“A sandwich and a cup of coffee, and then off to violin-land, where all is sweetness and delicacy and harmony, and there are no red-headed clients to vex us with their conundrums.”  ~Arthur Conan Doyle, The Adventures of Sherlock Holmes

“Dr. Watson’s summary list of Sherlock Holmes’s strengths and weaknesses:

“1. Knowledge of Literature: Nil.
2. Knowledge of Philosophy: Nil.
3. Knowledge of Astronomy: Nil.
4. Knowledge of Politics: Feeble.
5. Knowledge of Botany: Variable. Well up in belladonna, opium, and poisons generally. Knows nothing of practical gardening.
5. Knowledge of Geology: Practical but limited. Tells at a glance different soils from each other. After walks has shown me splashes upon his trousers, and told me by their colour and consistence in what part of London he had received them.
7. Knowledge of Chemistry: Profound.
8. Knowledge of Anatomy: Accurate but unsystematic.
9. Knowledge of Sensational Literature: Immense. He appears to know every detail of every horror perpetrated in the century.
10. Plays the violin well.
11. Is an expert singlestick player, boxer, and swordsman.
12. Has a good practical knowledge of British law.”
~Arthur Conan Doyle, A Study in Scarlet

“The best way of successfully acting a part is to be it.” ~ Arthur Conan Doyle, The Adventure Of The Dying Detective

“Never theorize before you have data. Invariably, you end up twisting facts to suit theories instead of theories to suit facts.” Sherlock Holmes

“I have been beaten four times – three times by men and once by a woman.”  ~Sherlock Holmes to John Openshaw: The Five Orange Pips

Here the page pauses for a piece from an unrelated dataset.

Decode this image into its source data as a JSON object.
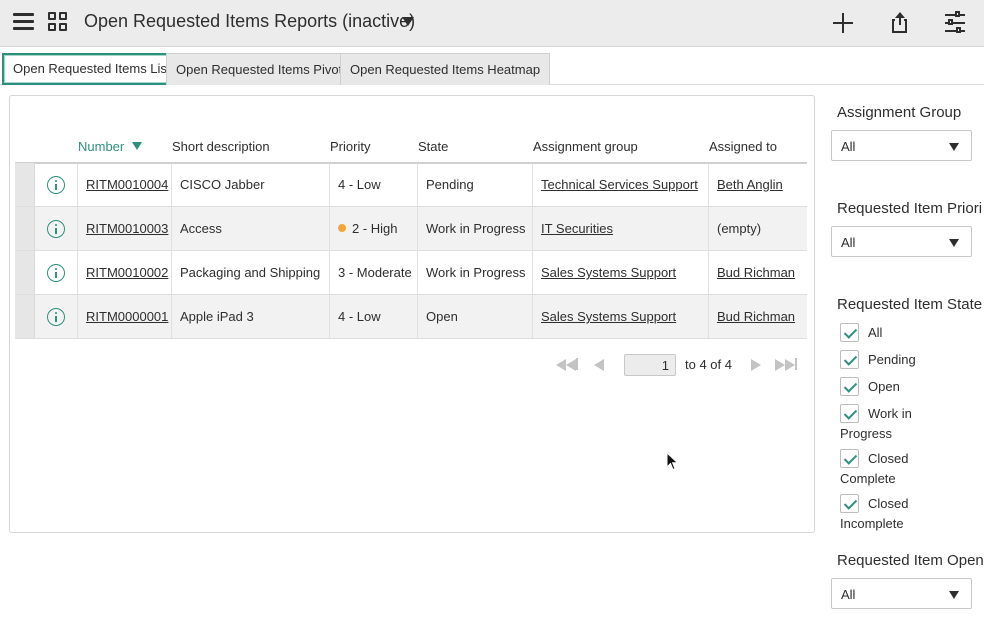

“Life is infinitely stranger than anything which the mind of man could invent.”  ~Sherlock Holmes  –A Case of Identity